> What you are asked to do
Go through the entries below and copy every line that holds the word "desc".

> Information supplied

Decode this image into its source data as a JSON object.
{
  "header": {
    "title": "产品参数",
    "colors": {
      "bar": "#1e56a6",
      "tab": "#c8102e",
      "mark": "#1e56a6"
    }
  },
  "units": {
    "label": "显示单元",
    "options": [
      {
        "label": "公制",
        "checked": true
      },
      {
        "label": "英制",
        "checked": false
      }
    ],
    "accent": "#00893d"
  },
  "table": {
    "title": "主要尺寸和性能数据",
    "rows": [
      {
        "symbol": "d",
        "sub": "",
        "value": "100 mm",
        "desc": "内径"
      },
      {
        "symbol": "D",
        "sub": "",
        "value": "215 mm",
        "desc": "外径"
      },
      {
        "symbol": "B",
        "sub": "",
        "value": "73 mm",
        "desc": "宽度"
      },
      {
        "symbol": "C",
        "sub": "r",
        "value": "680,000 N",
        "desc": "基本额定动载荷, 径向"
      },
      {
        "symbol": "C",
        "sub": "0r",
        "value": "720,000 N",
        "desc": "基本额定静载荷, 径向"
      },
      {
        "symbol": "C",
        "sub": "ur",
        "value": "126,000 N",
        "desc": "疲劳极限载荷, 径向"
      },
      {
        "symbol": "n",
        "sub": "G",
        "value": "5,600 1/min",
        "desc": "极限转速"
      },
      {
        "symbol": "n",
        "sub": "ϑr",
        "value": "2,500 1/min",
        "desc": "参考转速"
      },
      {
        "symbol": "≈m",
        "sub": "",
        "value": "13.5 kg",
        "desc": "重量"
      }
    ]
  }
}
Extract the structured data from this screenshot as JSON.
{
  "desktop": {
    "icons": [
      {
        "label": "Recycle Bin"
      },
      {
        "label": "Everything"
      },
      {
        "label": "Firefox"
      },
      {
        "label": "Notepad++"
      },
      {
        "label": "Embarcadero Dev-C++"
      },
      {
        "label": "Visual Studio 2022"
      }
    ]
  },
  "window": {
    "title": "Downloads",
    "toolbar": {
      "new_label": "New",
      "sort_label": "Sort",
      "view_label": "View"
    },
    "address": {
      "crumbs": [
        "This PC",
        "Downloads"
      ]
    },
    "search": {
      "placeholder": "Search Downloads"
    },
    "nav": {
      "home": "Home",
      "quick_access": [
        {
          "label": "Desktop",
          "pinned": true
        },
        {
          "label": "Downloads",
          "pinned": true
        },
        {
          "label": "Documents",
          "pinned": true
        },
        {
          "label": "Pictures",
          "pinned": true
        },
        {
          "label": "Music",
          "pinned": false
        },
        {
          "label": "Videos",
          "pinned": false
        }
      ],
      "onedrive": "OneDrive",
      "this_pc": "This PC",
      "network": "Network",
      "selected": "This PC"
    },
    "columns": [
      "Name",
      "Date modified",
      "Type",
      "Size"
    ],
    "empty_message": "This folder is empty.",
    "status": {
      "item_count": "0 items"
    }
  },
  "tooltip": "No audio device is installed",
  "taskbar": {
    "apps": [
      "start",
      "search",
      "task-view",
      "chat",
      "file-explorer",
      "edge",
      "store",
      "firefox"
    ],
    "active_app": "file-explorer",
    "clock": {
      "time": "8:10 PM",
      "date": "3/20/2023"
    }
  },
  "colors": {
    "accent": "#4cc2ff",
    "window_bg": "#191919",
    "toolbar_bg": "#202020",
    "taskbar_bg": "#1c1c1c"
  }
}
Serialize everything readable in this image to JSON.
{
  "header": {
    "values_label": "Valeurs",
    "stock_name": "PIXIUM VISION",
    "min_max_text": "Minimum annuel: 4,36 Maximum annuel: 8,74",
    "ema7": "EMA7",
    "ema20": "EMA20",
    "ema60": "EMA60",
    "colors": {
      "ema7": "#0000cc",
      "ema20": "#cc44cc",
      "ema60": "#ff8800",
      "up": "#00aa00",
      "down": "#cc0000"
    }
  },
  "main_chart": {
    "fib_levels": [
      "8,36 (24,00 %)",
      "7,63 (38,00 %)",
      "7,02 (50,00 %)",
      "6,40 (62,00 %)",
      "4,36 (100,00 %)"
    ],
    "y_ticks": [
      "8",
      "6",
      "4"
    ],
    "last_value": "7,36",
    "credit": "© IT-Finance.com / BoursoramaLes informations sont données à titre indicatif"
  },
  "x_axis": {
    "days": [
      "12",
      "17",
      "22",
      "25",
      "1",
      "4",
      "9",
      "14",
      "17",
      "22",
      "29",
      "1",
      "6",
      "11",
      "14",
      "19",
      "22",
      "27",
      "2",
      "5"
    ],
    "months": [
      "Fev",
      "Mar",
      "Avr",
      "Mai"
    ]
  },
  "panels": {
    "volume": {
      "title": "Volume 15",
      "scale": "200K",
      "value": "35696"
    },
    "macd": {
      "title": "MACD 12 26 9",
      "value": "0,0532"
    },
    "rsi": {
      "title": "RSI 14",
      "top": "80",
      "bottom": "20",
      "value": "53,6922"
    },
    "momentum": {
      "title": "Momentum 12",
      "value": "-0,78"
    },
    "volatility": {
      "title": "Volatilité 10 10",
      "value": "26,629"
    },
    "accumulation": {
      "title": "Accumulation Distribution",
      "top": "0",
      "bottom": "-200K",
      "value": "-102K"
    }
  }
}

> Solution below
        "desc": "内径"
        "desc": "外径"
        "desc": "宽度"
        "desc": "基本额定动载荷, 径向"
        "desc": "基本额定静载荷, 径向"
        "desc": "疲劳极限载荷, 径向"
        "desc": "极限转速"
        "desc": "参考转速"
        "desc": "重量"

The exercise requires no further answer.